The programme includes films, an exhibition, a training session, artists in residence and a series of seminaries for experts. Each event focuses on a different aspect of work with an archive and is targeted towards a different audience. The project is conducted from October 2015 till April 2016 in Poland and Norway.
The following Polish and Norwegian institutions are involved in the project:
- Archaeology of Photography Foundation, Warsaw, Poland
- Telemark Museum, Skien, Norway
- Sogn og Fjordane County Archives, Leikanger, Norway
- NTNU – The Norwegian University of Science and Technology; The Norwegian Colour and Visual Computing Laboratory, Gjøvik, Norway
- Oppland County Archive, Lillehammer, Norway
What is preventive conservation?
Photography, like every material object, is subject to the passage of time. Whether it is an accurately executed, original copy of a famous photographer, an amateur photograph documenting a trip to a rarely visited museum wing, a negative kept in an institutional archive or a family album – all photographs age.
Preventive conservation makes it possible to slow down this natural process without having to resort to invasive methods. Preventive conservation consists of several simple and relatively inexpensive methods which allow to protect photographs against destruction, deformation and loss of quality. One of the key elements is re-packing photographs into secure materials and choosing the right type of storage. It also includes the professional scanning technique which ensures that the image does not deteriorate in quality and can be presented to a wider audience.

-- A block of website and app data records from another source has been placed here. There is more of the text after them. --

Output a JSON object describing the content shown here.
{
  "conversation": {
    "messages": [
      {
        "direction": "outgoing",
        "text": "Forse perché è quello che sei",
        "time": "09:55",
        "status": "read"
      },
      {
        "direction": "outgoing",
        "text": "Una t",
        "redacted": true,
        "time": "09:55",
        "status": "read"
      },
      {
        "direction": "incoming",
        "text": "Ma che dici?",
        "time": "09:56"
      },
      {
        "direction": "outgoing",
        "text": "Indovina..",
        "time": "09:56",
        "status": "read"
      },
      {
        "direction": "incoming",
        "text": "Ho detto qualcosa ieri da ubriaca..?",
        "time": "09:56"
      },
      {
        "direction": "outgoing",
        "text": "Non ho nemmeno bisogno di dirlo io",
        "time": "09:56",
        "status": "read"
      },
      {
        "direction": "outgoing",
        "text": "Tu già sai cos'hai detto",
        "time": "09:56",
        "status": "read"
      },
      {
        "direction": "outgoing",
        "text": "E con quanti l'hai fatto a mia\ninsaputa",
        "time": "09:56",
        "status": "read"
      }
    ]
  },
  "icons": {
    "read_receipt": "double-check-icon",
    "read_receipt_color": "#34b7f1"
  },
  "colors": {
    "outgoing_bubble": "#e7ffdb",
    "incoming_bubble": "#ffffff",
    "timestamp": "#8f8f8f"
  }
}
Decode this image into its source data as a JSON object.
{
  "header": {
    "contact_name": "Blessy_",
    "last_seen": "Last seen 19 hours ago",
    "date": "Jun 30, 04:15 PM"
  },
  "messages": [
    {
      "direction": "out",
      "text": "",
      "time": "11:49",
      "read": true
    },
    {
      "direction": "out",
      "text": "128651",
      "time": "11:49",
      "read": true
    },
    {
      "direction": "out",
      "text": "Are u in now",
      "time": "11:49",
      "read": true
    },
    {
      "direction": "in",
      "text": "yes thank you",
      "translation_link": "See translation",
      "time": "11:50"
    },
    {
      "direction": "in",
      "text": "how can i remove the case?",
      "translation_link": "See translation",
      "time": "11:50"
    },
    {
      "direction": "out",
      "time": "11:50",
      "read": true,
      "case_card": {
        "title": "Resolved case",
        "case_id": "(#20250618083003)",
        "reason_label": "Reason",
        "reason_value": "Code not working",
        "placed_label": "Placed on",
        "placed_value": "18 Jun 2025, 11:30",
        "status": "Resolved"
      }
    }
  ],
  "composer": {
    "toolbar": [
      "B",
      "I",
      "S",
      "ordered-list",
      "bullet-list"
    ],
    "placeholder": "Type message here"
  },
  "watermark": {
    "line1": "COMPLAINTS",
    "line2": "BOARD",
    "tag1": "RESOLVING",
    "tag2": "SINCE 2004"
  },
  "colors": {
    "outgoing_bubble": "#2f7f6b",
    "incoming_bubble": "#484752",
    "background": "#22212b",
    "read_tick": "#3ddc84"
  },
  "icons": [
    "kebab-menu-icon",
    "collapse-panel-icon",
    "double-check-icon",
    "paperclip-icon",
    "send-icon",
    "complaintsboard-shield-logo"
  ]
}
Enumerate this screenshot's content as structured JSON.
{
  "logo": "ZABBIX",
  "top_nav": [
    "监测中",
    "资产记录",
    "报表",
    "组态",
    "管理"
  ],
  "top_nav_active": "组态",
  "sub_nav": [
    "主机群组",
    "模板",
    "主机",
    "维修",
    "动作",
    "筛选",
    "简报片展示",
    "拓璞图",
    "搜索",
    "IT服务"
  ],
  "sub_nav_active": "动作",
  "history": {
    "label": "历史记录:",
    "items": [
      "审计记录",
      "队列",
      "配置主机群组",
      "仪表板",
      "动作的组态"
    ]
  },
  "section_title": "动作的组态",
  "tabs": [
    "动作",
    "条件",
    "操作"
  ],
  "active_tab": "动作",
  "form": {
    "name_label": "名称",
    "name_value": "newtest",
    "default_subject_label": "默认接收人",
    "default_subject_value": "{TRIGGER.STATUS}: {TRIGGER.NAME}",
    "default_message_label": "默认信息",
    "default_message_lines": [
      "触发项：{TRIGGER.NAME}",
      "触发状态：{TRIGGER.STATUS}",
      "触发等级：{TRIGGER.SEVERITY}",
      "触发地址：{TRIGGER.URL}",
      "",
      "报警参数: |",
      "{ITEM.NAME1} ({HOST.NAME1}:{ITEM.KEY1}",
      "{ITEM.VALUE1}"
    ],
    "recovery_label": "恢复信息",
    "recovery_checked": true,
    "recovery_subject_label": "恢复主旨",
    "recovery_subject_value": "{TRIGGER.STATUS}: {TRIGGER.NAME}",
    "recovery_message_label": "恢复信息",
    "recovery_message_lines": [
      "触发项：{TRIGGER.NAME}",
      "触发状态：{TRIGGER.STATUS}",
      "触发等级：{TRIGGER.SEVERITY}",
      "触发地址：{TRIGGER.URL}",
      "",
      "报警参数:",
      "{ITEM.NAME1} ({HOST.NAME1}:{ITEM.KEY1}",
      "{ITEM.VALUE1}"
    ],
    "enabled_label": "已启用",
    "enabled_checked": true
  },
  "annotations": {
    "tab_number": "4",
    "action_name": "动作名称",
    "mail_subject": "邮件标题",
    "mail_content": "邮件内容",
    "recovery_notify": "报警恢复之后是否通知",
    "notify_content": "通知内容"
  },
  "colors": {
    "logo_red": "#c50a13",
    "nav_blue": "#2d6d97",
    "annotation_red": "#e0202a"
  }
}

Incorrect storage of photographs might have irreversible consequences. Even very basic actions can help to protect photographic materials. Most of those methods are simple and easily available and will allow you to effectively protect your home photo collections.